» **Exercise goal**
Repeat every entry word for word, skipping the pictures.

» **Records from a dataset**
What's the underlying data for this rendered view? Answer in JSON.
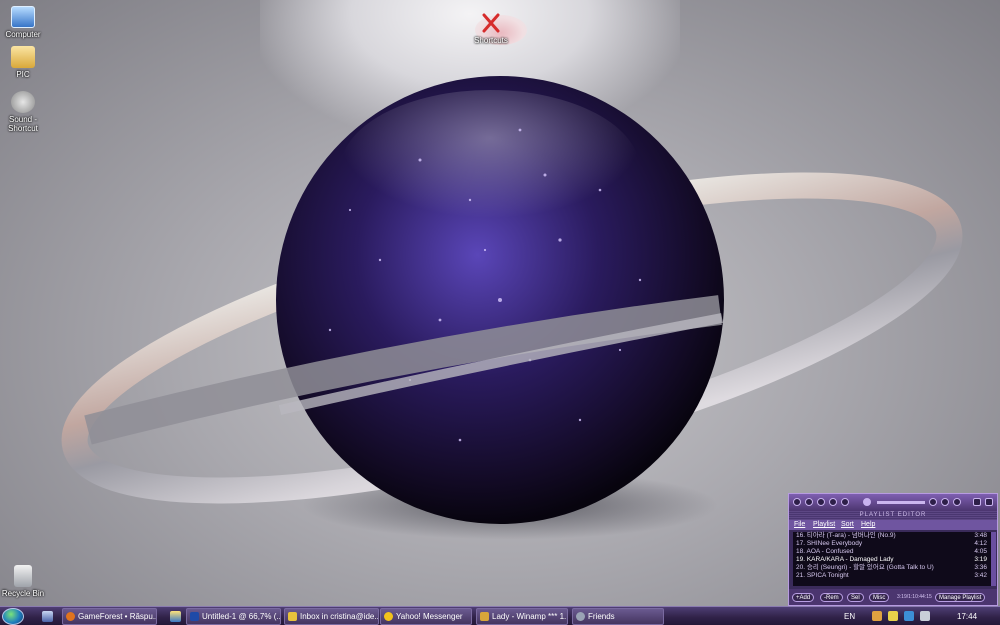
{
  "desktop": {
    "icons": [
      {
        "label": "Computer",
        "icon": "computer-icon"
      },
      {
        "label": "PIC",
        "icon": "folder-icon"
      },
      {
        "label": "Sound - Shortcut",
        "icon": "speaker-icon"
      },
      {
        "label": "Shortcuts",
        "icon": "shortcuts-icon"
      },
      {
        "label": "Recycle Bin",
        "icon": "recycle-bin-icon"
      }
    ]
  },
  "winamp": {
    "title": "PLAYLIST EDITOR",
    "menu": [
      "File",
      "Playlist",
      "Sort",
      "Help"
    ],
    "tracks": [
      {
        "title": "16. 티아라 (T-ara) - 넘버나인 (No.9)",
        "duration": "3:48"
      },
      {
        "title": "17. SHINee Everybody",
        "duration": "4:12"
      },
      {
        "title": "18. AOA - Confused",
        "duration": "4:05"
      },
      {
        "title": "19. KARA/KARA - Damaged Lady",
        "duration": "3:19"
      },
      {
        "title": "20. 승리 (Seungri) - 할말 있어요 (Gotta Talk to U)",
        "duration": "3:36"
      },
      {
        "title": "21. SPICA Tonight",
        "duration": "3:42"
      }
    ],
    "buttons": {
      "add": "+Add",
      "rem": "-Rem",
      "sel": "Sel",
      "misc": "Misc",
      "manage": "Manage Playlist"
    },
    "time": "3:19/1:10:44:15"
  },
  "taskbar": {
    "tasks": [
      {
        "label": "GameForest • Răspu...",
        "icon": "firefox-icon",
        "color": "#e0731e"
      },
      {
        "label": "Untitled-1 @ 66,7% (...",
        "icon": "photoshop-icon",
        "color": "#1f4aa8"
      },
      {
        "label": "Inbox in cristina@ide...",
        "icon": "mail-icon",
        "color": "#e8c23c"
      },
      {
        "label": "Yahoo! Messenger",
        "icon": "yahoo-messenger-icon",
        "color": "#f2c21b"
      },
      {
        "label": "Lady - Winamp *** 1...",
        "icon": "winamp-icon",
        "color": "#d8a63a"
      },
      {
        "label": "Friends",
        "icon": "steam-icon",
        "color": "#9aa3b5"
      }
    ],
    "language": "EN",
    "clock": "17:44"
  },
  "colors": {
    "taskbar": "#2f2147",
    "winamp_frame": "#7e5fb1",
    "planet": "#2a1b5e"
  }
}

» **Result of the task**
What's the underlying data for this rendered view? Answer in JSON.
{
  "desktop": {
    "icons": [
      {
        "label": "Computer",
        "icon": "computer-icon"
      },
      {
        "label": "PIC",
        "icon": "folder-icon"
      },
      {
        "label": "Sound - Shortcut",
        "icon": "speaker-icon"
      },
      {
        "label": "Shortcuts",
        "icon": "shortcuts-icon"
      },
      {
        "label": "Recycle Bin",
        "icon": "recycle-bin-icon"
      }
    ]
  },
  "winamp": {
    "title": "PLAYLIST EDITOR",
    "menu": [
      "File",
      "Playlist",
      "Sort",
      "Help"
    ],
    "tracks": [
      {
        "title": "16. 티아라 (T-ara) - 넘버나인 (No.9)",
        "duration": "3:48"
      },
      {
        "title": "17. SHINee Everybody",
        "duration": "4:12"
      },
      {
        "title": "18. AOA - Confused",
        "duration": "4:05"
      },
      {
        "title": "19. KARA/KARA - Damaged Lady",
        "duration": "3:19"
      },
      {
        "title": "20. 승리 (Seungri) - 할말 있어요 (Gotta Talk to U)",
        "duration": "3:36"
      },
      {
        "title": "21. SPICA Tonight",
        "duration": "3:42"
      }
    ],
    "buttons": {
      "add": "+Add",
      "rem": "-Rem",
      "sel": "Sel",
      "misc": "Misc",
      "manage": "Manage Playlist"
    },
    "time": "3:19/1:10:44:15"
  },
  "taskbar": {
    "tasks": [
      {
        "label": "GameForest • Răspu...",
        "icon": "firefox-icon",
        "color": "#e0731e"
      },
      {
        "label": "Untitled-1 @ 66,7% (...",
        "icon": "photoshop-icon",
        "color": "#1f4aa8"
      },
      {
        "label": "Inbox in cristina@ide...",
        "icon": "mail-icon",
        "color": "#e8c23c"
      },
      {
        "label": "Yahoo! Messenger",
        "icon": "yahoo-messenger-icon",
        "color": "#f2c21b"
      },
      {
        "label": "Lady - Winamp *** 1...",
        "icon": "winamp-icon",
        "color": "#d8a63a"
      },
      {
        "label": "Friends",
        "icon": "steam-icon",
        "color": "#9aa3b5"
      }
    ],
    "language": "EN",
    "clock": "17:44"
  },
  "colors": {
    "taskbar": "#2f2147",
    "winamp_frame": "#7e5fb1",
    "planet": "#2a1b5e"
  }
}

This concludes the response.